“Accountability has broken down,” lamented Glasser. “What we learned is that accountability is non-functional. For example, it’s almost inconceivable of seeing impeachment used anymore to restrain a president.”

As a reason for writing this book, Glasser said “We felt it was important that in the manufactured chaos, it was important to record what happened. In some ways the public theatrics of the T show took away from the weaponization of the military and the Justice Department. We were caught up in the revolving door of Twitter feed.” In other words, journalists as a whole were played by the greatest conman in history. While he was throwing smoke bombs and stink bombs, he used them as a cover to undermine the basic institutions of the country. People held their nose and closed their eyes for 4 years; when they opened their eyes again, it was too late: the insurrectionists were storming the citadel of Democracy. “Here we document it was not just a show: it was much more serious than that.” As they write in the book (pg 469), “farce mixed with fury” was the order of the day.

In reality, of course, the emperor has no clothes. “His insecurity came out when we met him for the book.” When the topic turned to the Covid response, the real T was revealed: “He is scared of his base!”  T said “I’ve been asked to do a public service announcement about the vaccine.” Months later they meet him again and they ask what happened, as no such announcement was made. “I don’t know what you’re talking about. Who told you about it?” They replied “You did.” “No,” T responded, “I don’t know anything about it.” Like a good little Communist, he can’t tell the truth. Glasser and Baker said that what spooked him was getting booed by his own audience at a rally when he started talking about getting vaccinated. After that, public health went down the toilet so that he could retain the support of his lemmings, who gladly followed him over the edge of the cliff, many of them dying as a result.

While it appears now that T’s third run for the presidency is a sick joke, letting one’s guard down could be the biggest mistake of all. Glasser said he took over the so-called lawmakers through “tribal loyalty over facts in front of their very eyes. Washington consistently misread him, which is a major element of the book. He acted like such a buffoon but he told us exactly what he wanted to do. Even so, millions refused to take him seriously. Even Attorney General Barr thought it [the election] was over on Dec 14, 2020. Senate majority leader McConnell, an enabler of T, also underestimated him.”

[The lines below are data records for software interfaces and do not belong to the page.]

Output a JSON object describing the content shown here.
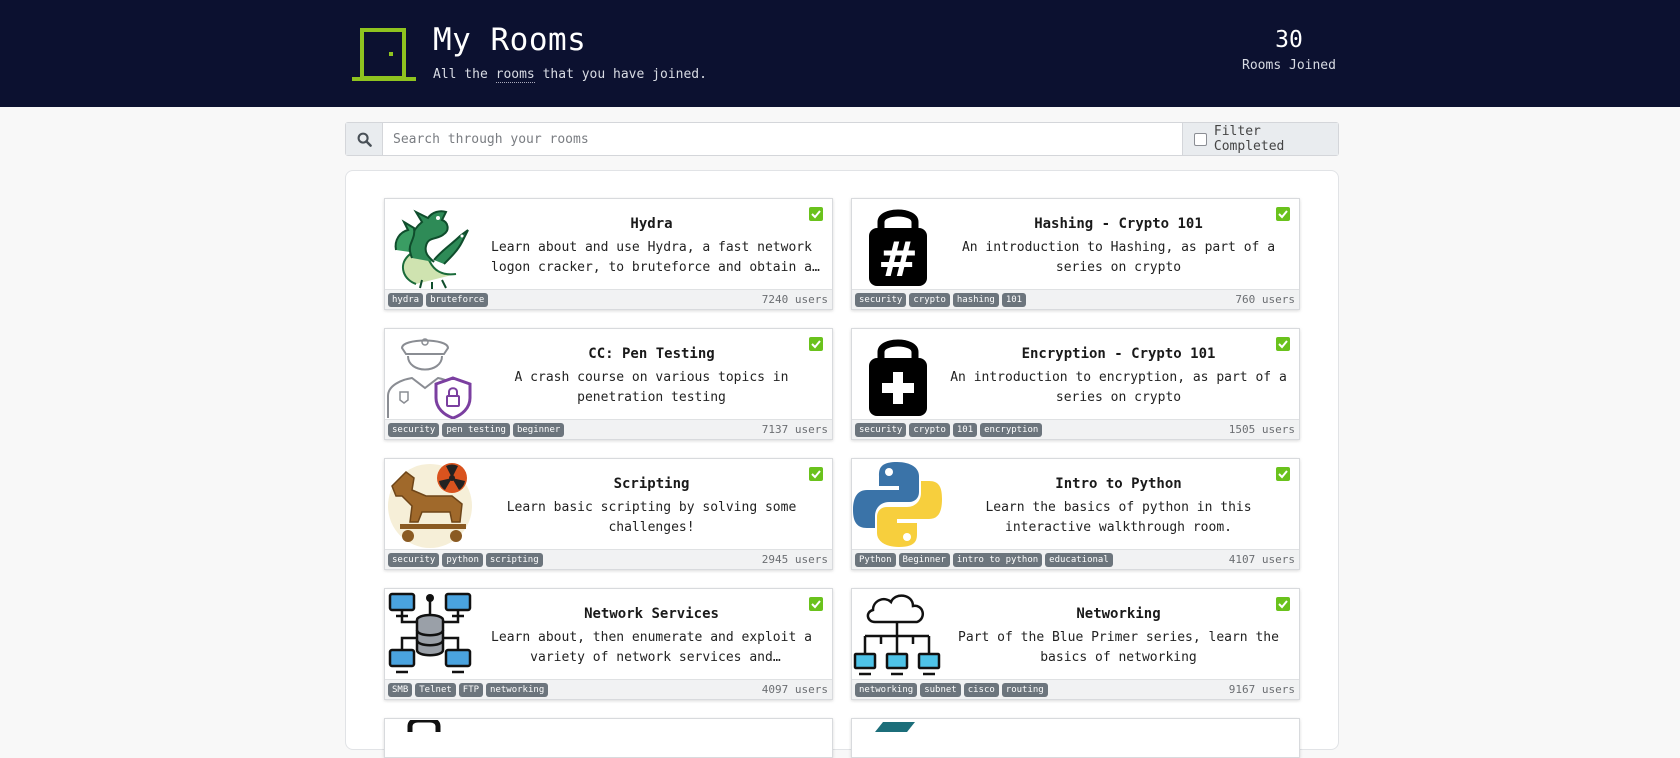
{
  "header": {
    "title": "My Rooms",
    "subtitle_prefix": "All the ",
    "subtitle_link": "rooms",
    "subtitle_suffix": " that you have joined.",
    "rooms_joined_count": "30",
    "rooms_joined_label": "Rooms Joined",
    "accent_color": "#8fc31f"
  },
  "search": {
    "placeholder": "Search through your rooms",
    "value": "",
    "filter_label": "Filter Completed",
    "filter_checked": false
  },
  "rooms": [
    {
      "name": "Hydra",
      "description": "Learn about and use Hydra, a fast network logon cracker, to bruteforce and obtain a website's credentials.",
      "tags": [
        "hydra",
        "bruteforce"
      ],
      "users": "7240 users",
      "completed": true,
      "icon": "hydra-icon"
    },
    {
      "name": "Hashing - Crypto 101",
      "description": "An introduction to Hashing, as part of a series on crypto",
      "tags": [
        "security",
        "crypto",
        "hashing",
        "101"
      ],
      "users": "760 users",
      "completed": true,
      "icon": "hash-lock-icon"
    },
    {
      "name": "CC: Pen Testing",
      "description": "A crash course on various topics in penetration testing",
      "tags": [
        "security",
        "pen testing",
        "beginner"
      ],
      "users": "7137 users",
      "completed": true,
      "icon": "security-guard-icon"
    },
    {
      "name": "Encryption - Crypto 101",
      "description": "An introduction to encryption, as part of a series on crypto",
      "tags": [
        "security",
        "crypto",
        "101",
        "encryption"
      ],
      "users": "1505 users",
      "completed": true,
      "icon": "plus-lock-icon"
    },
    {
      "name": "Scripting",
      "description": "Learn basic scripting by solving some challenges!",
      "tags": [
        "security",
        "python",
        "scripting"
      ],
      "users": "2945 users",
      "completed": true,
      "icon": "trojan-horse-icon"
    },
    {
      "name": "Intro to Python",
      "description": "Learn the basics of python in this interactive walkthrough room.",
      "tags": [
        "Python",
        "Beginner",
        "intro to python",
        "educational"
      ],
      "users": "4107 users",
      "completed": true,
      "icon": "python-logo-icon"
    },
    {
      "name": "Network Services",
      "description": "Learn about, then enumerate and exploit a variety of network services and misconfigurations.",
      "tags": [
        "SMB",
        "Telnet",
        "FTP",
        "networking"
      ],
      "users": "4097 users",
      "completed": true,
      "icon": "network-database-icon"
    },
    {
      "name": "Networking",
      "description": "Part of the Blue Primer series, learn the basics of networking",
      "tags": [
        "networking",
        "subnet",
        "cisco",
        "routing"
      ],
      "users": "9167 users",
      "completed": true,
      "icon": "cloud-network-icon"
    }
  ]
}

In conclusion, Baker noted ruefully that “Norms we thought were inviolable were just advisory. Things that were unthinkable are not illegal.”

It is often said that history can only be written with hindsight. A remove of some decades is generally considered a ‘safe’ distance to offer the appropriate perspective. While true, that does not stop historians and journalists from writing about recently-minted history. With that caveat in mind, I can say that this is THE Definitive book on the DT Administration, as far as it can be done in our current era. Historians will certainly be writing even more complete accounts in 2072, but for now, this is the best. Highly recommended.

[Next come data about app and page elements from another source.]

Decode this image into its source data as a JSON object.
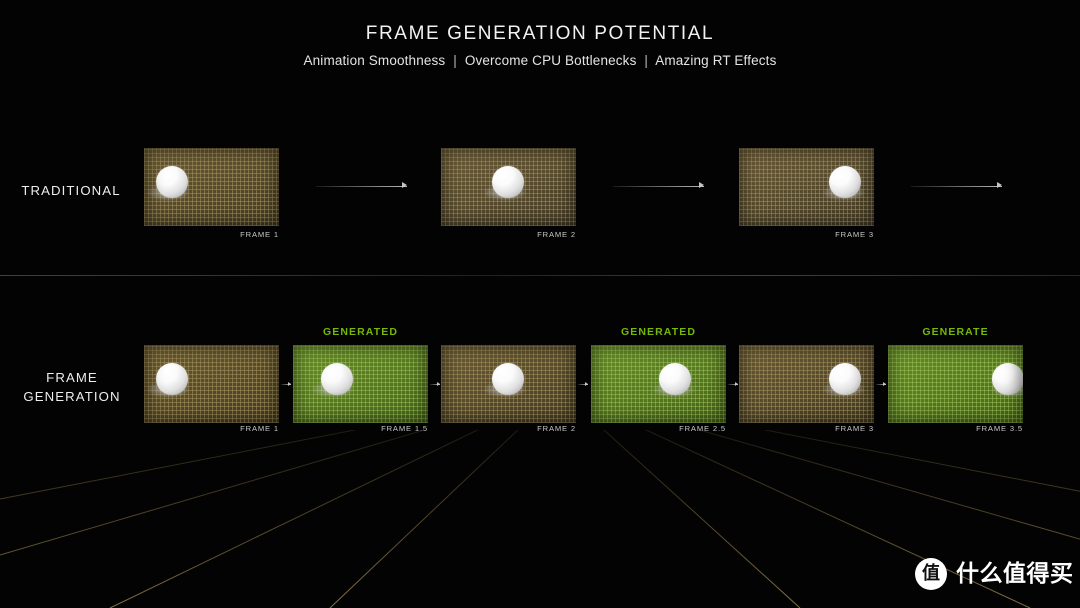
{
  "header": {
    "title": "FRAME GENERATION POTENTIAL",
    "subtitle_parts": [
      "Animation Smoothness",
      "Overcome CPU Bottlenecks",
      "Amazing RT Effects"
    ],
    "subtitle_separator": "|"
  },
  "colors": {
    "accent_green": "#76b900",
    "tile_gold": "#574b2c",
    "tile_green": "#55781f",
    "background": "#030303",
    "text_primary": "#f2f2f2",
    "caption": "#c9c9c9"
  },
  "rows": [
    {
      "label": "TRADITIONAL",
      "label_lines": [
        "TRADITIONAL"
      ],
      "frames": [
        {
          "caption": "FRAME 1",
          "kind": "rendered",
          "generated_label": null
        },
        {
          "caption": "FRAME 2",
          "kind": "rendered",
          "generated_label": null
        },
        {
          "caption": "FRAME 3",
          "kind": "rendered",
          "generated_label": null
        }
      ],
      "arrows": 3
    },
    {
      "label": "FRAME GENERATION",
      "label_lines": [
        "FRAME",
        "GENERATION"
      ],
      "frames": [
        {
          "caption": "FRAME 1",
          "kind": "rendered",
          "generated_label": null
        },
        {
          "caption": "FRAME 1.5",
          "kind": "generated",
          "generated_label": "GENERATED"
        },
        {
          "caption": "FRAME 2",
          "kind": "rendered",
          "generated_label": null
        },
        {
          "caption": "FRAME 2.5",
          "kind": "generated",
          "generated_label": "GENERATED"
        },
        {
          "caption": "FRAME 3",
          "kind": "rendered",
          "generated_label": null
        },
        {
          "caption": "FRAME 3.5",
          "kind": "generated",
          "generated_label": "GENERATE"
        }
      ],
      "arrows": 5
    }
  ],
  "watermark": {
    "badge_char": "值",
    "text": "什么值得买"
  }
}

As an addendum, I must also recommend a complementary book to this one: Confidence Man: The making of DT and the Breaking of America by Baker’s fellow New York Times journalist Maggie Haberman. Another weighty tome (597 pages), this will be reviewed in SunNewsAustin in the near future. Also read another related article in Sun News, just published today:

Demagogues in American Politics


The Divider: T in the White House is by Doubleday. It lists for $32.

Peter Baker (r) and Susan Glasser, in conversation with Mark Updegrove

By Dr. Cliff Cunningham

Dr. Cliff Cunningham is a planetary scientist, the acknowledged expert on the 19th century study of asteroids. He is a Research Fellow at the University of Southern Queensland in Australia. He serves as Editor of the History & Cultural Astronomy book series published by Springer; and Associate Editor of the Journal of Astronomical History & Heritage. Asteroid 4276 in space was named in his honour by the International Astronomical Union based in the recommendation of the Harvard Smithsonian Center for Astrophysics. Dr. Cunningham has written or edited 15 books. His PhD is in the History of Astronomy, and he also holds a BA in Classical Studies.